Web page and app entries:
■ ■ ■

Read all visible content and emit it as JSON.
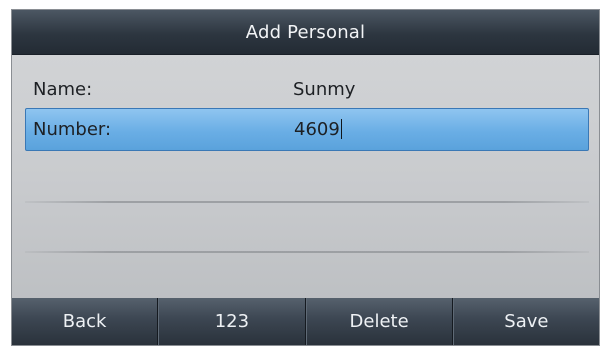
{
  "header": {
    "title": "Add Personal"
  },
  "form": {
    "name_label": "Name:",
    "name_value": "Sunmy",
    "number_label": "Number:",
    "number_value": "4609"
  },
  "softkeys": [
    "Back",
    "123",
    "Delete",
    "Save"
  ],
  "colors": {
    "titlebar": "#2d3640",
    "selected_row": "#6aaee5",
    "softkey_bg": "#3c4652",
    "screen_bg": "#c9cbce"
  }
}
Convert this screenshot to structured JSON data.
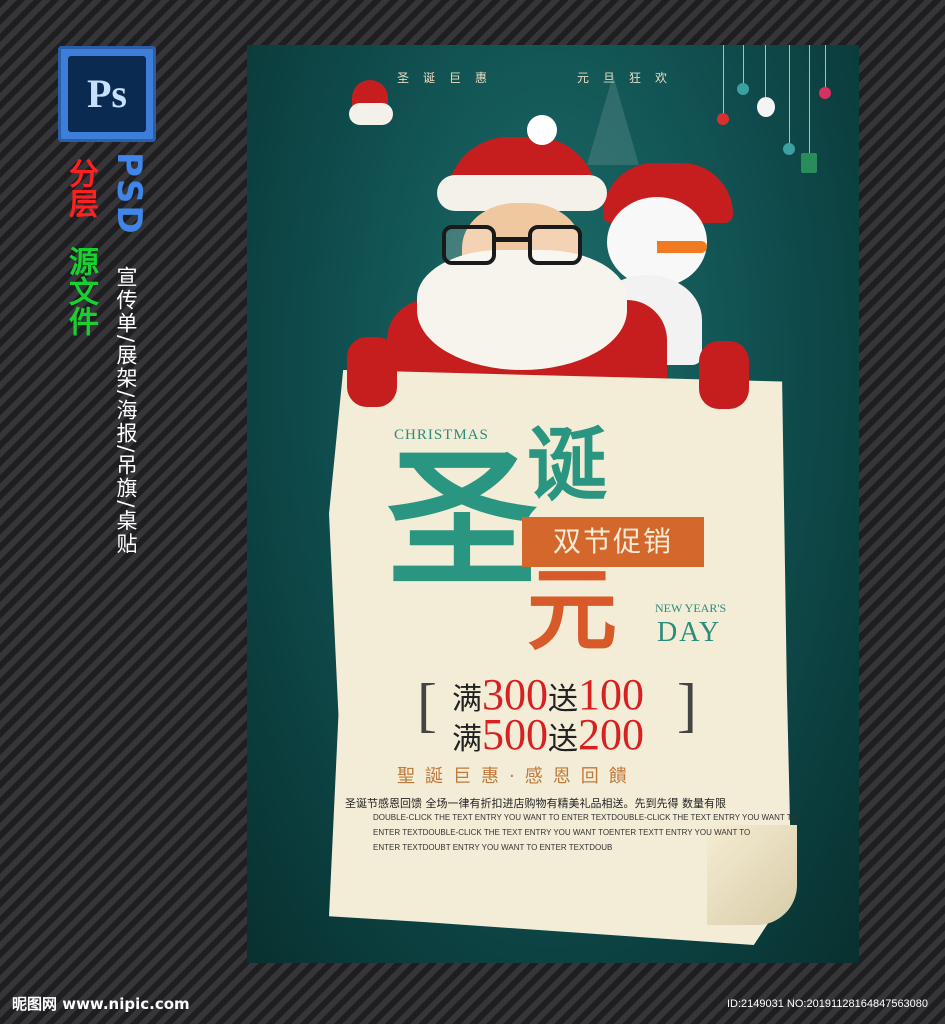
{
  "badge": {
    "ps_label": "Ps"
  },
  "side": {
    "psd": "PSD",
    "layered": "分层",
    "source": "源文件",
    "uses": "宣传单/展架/海报/吊旗/桌贴"
  },
  "poster": {
    "top_left": "圣诞巨惠",
    "top_right": "元旦狂欢",
    "christmas_en": "CHRISTMAS",
    "title_sheng": "圣",
    "title_dan": "诞",
    "title_yuan": "元",
    "promo": "双节促销",
    "newyear_en": "NEW YEAR'S",
    "day_en": "DAY",
    "offer1_prefix": "满",
    "offer1_amount": "300",
    "offer1_mid": "送",
    "offer1_gift": "100",
    "offer2_prefix": "满",
    "offer2_amount": "500",
    "offer2_mid": "送",
    "offer2_gift": "200",
    "bracket_left": "[",
    "bracket_right": "]",
    "slogan": "聖誕巨惠·感恩回饋",
    "description": "圣诞节感恩回馈 全场一律有折扣进店购物有精美礼品相送。先到先得 数量有限",
    "en_line1": "DOUBLE-CLICK THE TEXT ENTRY YOU WANT TO ENTER TEXTDOUBLE-CLICK THE TEXT ENTRY YOU WANT TO",
    "en_line2": "ENTER TEXTDOUBLE-CLICK THE TEXT ENTRY YOU WANT TOENTER TEXTT ENTRY YOU WANT TO",
    "en_line3": "ENTER TEXTDOUBT ENTRY YOU WANT TO ENTER TEXTDOUB"
  },
  "footer": {
    "logo": "昵图网 www.nipic.com",
    "id": "ID:2149031 NO:20191128164847563080"
  },
  "colors": {
    "poster_green": "#0f4b4c",
    "title_teal": "#2a9581",
    "accent_orange": "#d4682c",
    "price_red": "#d82020",
    "paper": "#f3ecd7"
  }
}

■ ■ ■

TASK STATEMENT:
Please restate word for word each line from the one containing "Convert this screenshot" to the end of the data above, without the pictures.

ANSWER SECTION:
Convert this screenshot to structured JSON data.
{
  "badge": {
    "ps_label": "Ps"
  },
  "side": {
    "psd": "PSD",
    "layered": "分层",
    "source": "源文件",
    "uses": "宣传单/展架/海报/吊旗/桌贴"
  },
  "poster": {
    "top_left": "圣诞巨惠",
    "top_right": "元旦狂欢",
    "christmas_en": "CHRISTMAS",
    "title_sheng": "圣",
    "title_dan": "诞",
    "title_yuan": "元",
    "promo": "双节促销",
    "newyear_en": "NEW YEAR'S",
    "day_en": "DAY",
    "offer1_prefix": "满",
    "offer1_amount": "300",
    "offer1_mid": "送",
    "offer1_gift": "100",
    "offer2_prefix": "满",
    "offer2_amount": "500",
    "offer2_mid": "送",
    "offer2_gift": "200",
    "bracket_left": "[",
    "bracket_right": "]",
    "slogan": "聖誕巨惠·感恩回饋",
    "description": "圣诞节感恩回馈 全场一律有折扣进店购物有精美礼品相送。先到先得 数量有限",
    "en_line1": "DOUBLE-CLICK THE TEXT ENTRY YOU WANT TO ENTER TEXTDOUBLE-CLICK THE TEXT ENTRY YOU WANT TO",
    "en_line2": "ENTER TEXTDOUBLE-CLICK THE TEXT ENTRY YOU WANT TOENTER TEXTT ENTRY YOU WANT TO",
    "en_line3": "ENTER TEXTDOUBT ENTRY YOU WANT TO ENTER TEXTDOUB"
  },
  "footer": {
    "logo": "昵图网 www.nipic.com",
    "id": "ID:2149031 NO:20191128164847563080"
  },
  "colors": {
    "poster_green": "#0f4b4c",
    "title_teal": "#2a9581",
    "accent_orange": "#d4682c",
    "price_red": "#d82020",
    "paper": "#f3ecd7"
  }
}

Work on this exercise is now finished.